When people lose a sense of moral responsibility, and when human reason—with similarly unrestrained will and desires behind it—becomes the sole foundation of understanding right and wrong, what then motivates people to choose right over wrong? Solzhenitsyn noted this was a core loophole within communist ideology.
“When external rights are completely unrestricted, why should one make an inner effort to restrain oneself from ignoble acts?” he said. “Or why should one refrain from burning hatred, whatever its basis—race, class, or ideology? Such hatred is in fact corroding many hearts today. Atheist teachers in the West are bringing up a younger generation in a spirit of hatred of their own society.”
A similar ideological source was found in the teachings of Jean-Jacques Rousseau, a political philosopher who was a major influence on the French Revolution and modern socialism.
Similar to the Gnostic sects, Rousseau held that character and identity were formed post-natally, and he preached a new “virtuous” social vision that he believed would bring people closer to unbridled human nature.
Among his key texts was “The Social Contract,” published in 1762. The book contains Rousseau’s theories on how to establish a political society, which aimed to free people from his concept of slavery by having people all equally surrender their rights.
Robespierre was heavily influenced by Rousseau, although Robespierre’s belief in using terror is not found in Rousseau’s thought.
Among the other major beliefs of the Enlightenment was deism, a core belief in Robespierre’s Cult of the Supreme Being and a philosophical religion that believed the universe was reasonable and could be understood by unassisted human reason. While deism didn’t go as far as atheism, its morality was centered on man rather than the divine.
Behind all these beliefs was a shift in religious thinking. It would look to personal “reason” in place of traditional faith and belief. From this grew a new concept of the deification of man, and a tolerance of all evils that arise from unrestrained human desire.
Leading 19th-century French occultist Éliphas Lévi explained the nature of some of these sects in his 1860 book, “Histoire de la Magie.” He referred to them as “rebels to the hierarchic order” and said in place of the moral sobriety of traditional religion, they sought “sensual passions” and “debauchery,” which fed their desire to destroy all social hierarchy, down to even the family structure.
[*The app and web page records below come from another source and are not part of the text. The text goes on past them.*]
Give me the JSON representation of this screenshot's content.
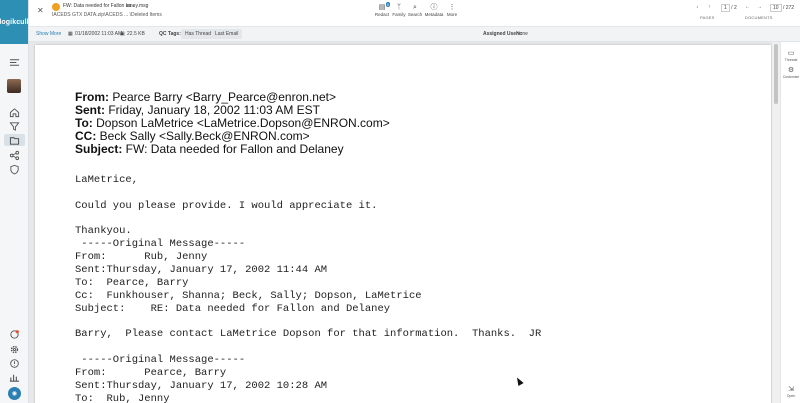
{
  "brand": "logikcull",
  "header": {
    "tab_title": "FW: Data needed for Fallon an...",
    "file_name": "laney.msg",
    "tab_subtitle": "IACEDS GTX DATA.zip\\ACEDS ... \\Deleted Items",
    "toolbar": [
      {
        "label": "Redact",
        "icon": "redact-icon",
        "badge": "0"
      },
      {
        "label": "Family",
        "icon": "family-icon"
      },
      {
        "label": "Search",
        "icon": "search-icon"
      },
      {
        "label": "Metadata",
        "icon": "metadata-icon"
      },
      {
        "label": "More",
        "icon": "more-icon"
      }
    ],
    "pages": {
      "current": "1",
      "total": "/ 2",
      "label": "PAGES"
    },
    "documents": {
      "current": "10",
      "total": "/ 272",
      "label": "DOCUMENTS"
    }
  },
  "subbar": {
    "show_more": "Show More",
    "date": "01/18/2002 11:03 AM",
    "size": "22.5 KB",
    "qc_tags_label": "QC Tags:",
    "tags": [
      "Has Threads",
      "Last Email"
    ],
    "assigned_users_label": "Assigned Users:",
    "assigned_users_value": "None"
  },
  "rightrail": {
    "threads": "Threads",
    "customize": "Customize",
    "open": "Open"
  },
  "document": {
    "header_lines": [
      {
        "label": "From:",
        "value": " Pearce Barry <Barry_Pearce@enron.net>"
      },
      {
        "label": "Sent:",
        "value": " Friday, January 18, 2002 11:03 AM EST"
      },
      {
        "label": "To:",
        "value": " Dopson LaMetrice <LaMetrice.Dopson@ENRON.com>"
      },
      {
        "label": "CC:",
        "value": " Beck Sally <Sally.Beck@ENRON.com>"
      },
      {
        "label": "Subject:",
        "value": " FW: Data needed for Fallon and Delaney"
      }
    ],
    "body_lines": [
      "LaMetrice,",
      "Could you please provide. I would appreciate it.",
      "Thankyou.",
      " -----Original Message-----",
      "From:      Rub, Jenny",
      "Sent:Thursday, January 17, 2002 11:44 AM",
      "To:  Pearce, Barry",
      "Cc:  Funkhouser, Shanna; Beck, Sally; Dopson, LaMetrice",
      "Subject:    RE: Data needed for Fallon and Delaney",
      "Barry,  Please contact LaMetrice Dopson for that information.  Thanks.  JR",
      " -----Original Message-----",
      "From:      Pearce, Barry",
      "Sent:Thursday, January 17, 2002 10:28 AM",
      "To:  Rub, Jenny"
    ]
  },
  "colors": {
    "brand": "#2c8fb3",
    "accent": "#2c7fb3"
  }
}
Nesta Webster wrote that these sects had two focuses: the esoteric and the political. They used perversion to bind men to a system, which then acted to “obscure all recognized ideas of morality and religion.”
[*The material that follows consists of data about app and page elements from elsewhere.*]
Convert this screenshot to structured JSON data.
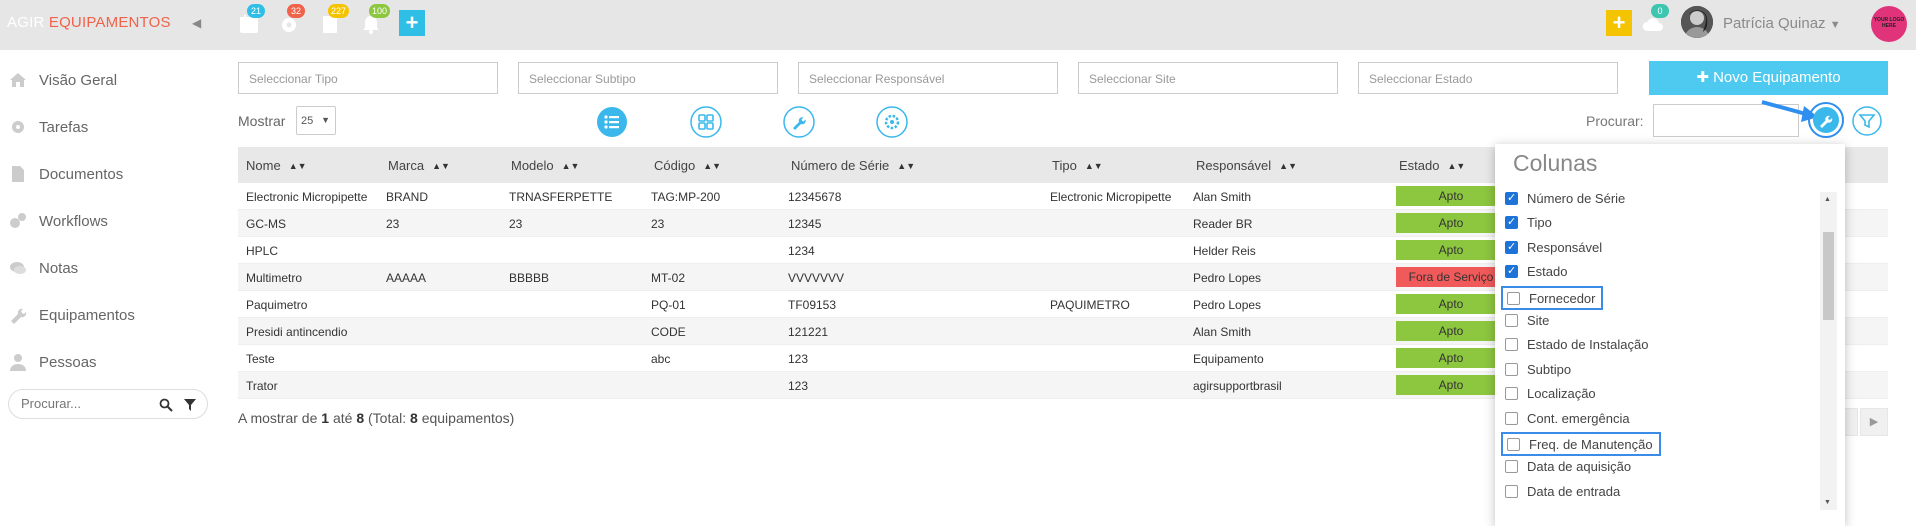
{
  "brand": {
    "part1": "AGIR",
    "part2": "EQUIPAMENTOS"
  },
  "topbar": {
    "badges": [
      {
        "name": "calendar-icon",
        "count": "21",
        "color": "#2fbfe6"
      },
      {
        "name": "gear-icon",
        "count": "32",
        "color": "#f0624a"
      },
      {
        "name": "document-icon",
        "count": "227",
        "color": "#f5c400"
      },
      {
        "name": "bell-icon",
        "count": "100",
        "color": "#8dc63f"
      }
    ],
    "cloud_count": "0",
    "user_name": "Patrícia Quinaz",
    "logo_text": "YOUR LOGO HERE"
  },
  "sidebar": {
    "items": [
      {
        "label": "Visão Geral",
        "icon": "home-icon"
      },
      {
        "label": "Tarefas",
        "icon": "gear-icon"
      },
      {
        "label": "Documentos",
        "icon": "document-icon"
      },
      {
        "label": "Workflows",
        "icon": "gears-icon"
      },
      {
        "label": "Notas",
        "icon": "chat-icon"
      },
      {
        "label": "Equipamentos",
        "icon": "wrench-icon"
      },
      {
        "label": "Pessoas",
        "icon": "person-icon"
      }
    ],
    "search_placeholder": "Procurar..."
  },
  "filters": {
    "tipo": "Seleccionar Tipo",
    "subtipo": "Seleccionar Subtipo",
    "responsavel": "Seleccionar Responsável",
    "site": "Seleccionar Site",
    "estado": "Seleccionar Estado"
  },
  "novo_button": "✚ Novo Equipamento",
  "toolbar": {
    "mostrar_label": "Mostrar",
    "mostrar_value": "25",
    "procurar_label": "Procurar:"
  },
  "table": {
    "headers": [
      "Nome",
      "Marca",
      "Modelo",
      "Código",
      "Número de Série",
      "Tipo",
      "Responsável",
      "Estado"
    ],
    "rows": [
      {
        "nome": "Electronic Micropipette",
        "marca": "BRAND",
        "modelo": "TRNASFERPETTE",
        "codigo": "TAG:MP-200",
        "serie": "12345678",
        "tipo": "Electronic Micropipette",
        "responsavel": "Alan Smith",
        "estado": "Apto"
      },
      {
        "nome": "GC-MS",
        "marca": "23",
        "modelo": "23",
        "codigo": "23",
        "serie": "12345",
        "tipo": "",
        "responsavel": "Reader BR",
        "estado": "Apto"
      },
      {
        "nome": "HPLC",
        "marca": "",
        "modelo": "",
        "codigo": "",
        "serie": "1234",
        "tipo": "",
        "responsavel": "Helder Reis",
        "estado": "Apto"
      },
      {
        "nome": "Multimetro",
        "marca": "AAAAA",
        "modelo": "BBBBB",
        "codigo": "MT-02",
        "serie": "VVVVVVV",
        "tipo": "",
        "responsavel": "Pedro Lopes",
        "estado": "Fora de Serviço"
      },
      {
        "nome": "Paquimetro",
        "marca": "",
        "modelo": "",
        "codigo": "PQ-01",
        "serie": "TF09153",
        "tipo": "PAQUIMETRO",
        "responsavel": "Pedro Lopes",
        "estado": "Apto"
      },
      {
        "nome": "Presidi antincendio",
        "marca": "",
        "modelo": "",
        "codigo": "CODE",
        "serie": "121221",
        "tipo": "",
        "responsavel": "Alan Smith",
        "estado": "Apto"
      },
      {
        "nome": "Teste",
        "marca": "",
        "modelo": "",
        "codigo": "abc",
        "serie": "123",
        "tipo": "",
        "responsavel": "Equipamento",
        "estado": "Apto"
      },
      {
        "nome": "Trator",
        "marca": "",
        "modelo": "",
        "codigo": "",
        "serie": "123",
        "tipo": "",
        "responsavel": "agirsupportbrasil",
        "estado": "Apto"
      }
    ],
    "status_colors": {
      "Apto": "#8dc63f",
      "Fora de Serviço": "#f05a5a"
    }
  },
  "footer": {
    "prefix": "A mostrar de",
    "from": "1",
    "mid": "até",
    "to": "8",
    "total_prefix": "(Total:",
    "total": "8",
    "total_suffix": "equipamentos)"
  },
  "columns_panel": {
    "title": "Colunas",
    "items": [
      {
        "label": "Número de Série",
        "checked": true
      },
      {
        "label": "Tipo",
        "checked": true
      },
      {
        "label": "Responsável",
        "checked": true
      },
      {
        "label": "Estado",
        "checked": true
      },
      {
        "label": "Fornecedor",
        "checked": false,
        "highlighted": true
      },
      {
        "label": "Site",
        "checked": false
      },
      {
        "label": "Estado de Instalação",
        "checked": false
      },
      {
        "label": "Subtipo",
        "checked": false
      },
      {
        "label": "Localização",
        "checked": false
      },
      {
        "label": "Cont. emergência",
        "checked": false
      },
      {
        "label": "Freq. de Manutenção",
        "checked": false,
        "highlighted": true
      },
      {
        "label": "Data de aquisição",
        "checked": false
      },
      {
        "label": "Data de entrada",
        "checked": false
      }
    ]
  }
}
The writings of Marx and Friedrich Engels would mirror this assessment. They said in “The Communist Manifesto” that their new system “abolishes all religion, and all morality.”
Solzhenitsyn said that before the communist revolution in Russia, “Faith was the shaping and unifying force of the nation,” and the religious culture was the moral foundation that held society together.
He said when he was a child, “I recall hearing a number of older people offer the following explanation for the great disasters that had befallen Russia: Men have forgotten God; that’s why all this has happened.”
After his more than 50 years of researching, conducting interviews, and writing about the history of the communist revolution, he said, “If I were asked today to formulate as concisely as possible the main cause of the ruinous Revolution that swallowed up some 60 million of our people, I could not put it more accurately than to repeat: Men have forgotten God; that’s why all this has happened.”
Joshua Philipp is an award-winning investigative journalist at The Epoch Times where he covers national security relating to China. He is an expert on hybrid warfare, including China’s roles and approaches in espionage, organized crime, and unconventional warfare. Reprinted with the kind permission of The Epoch Times.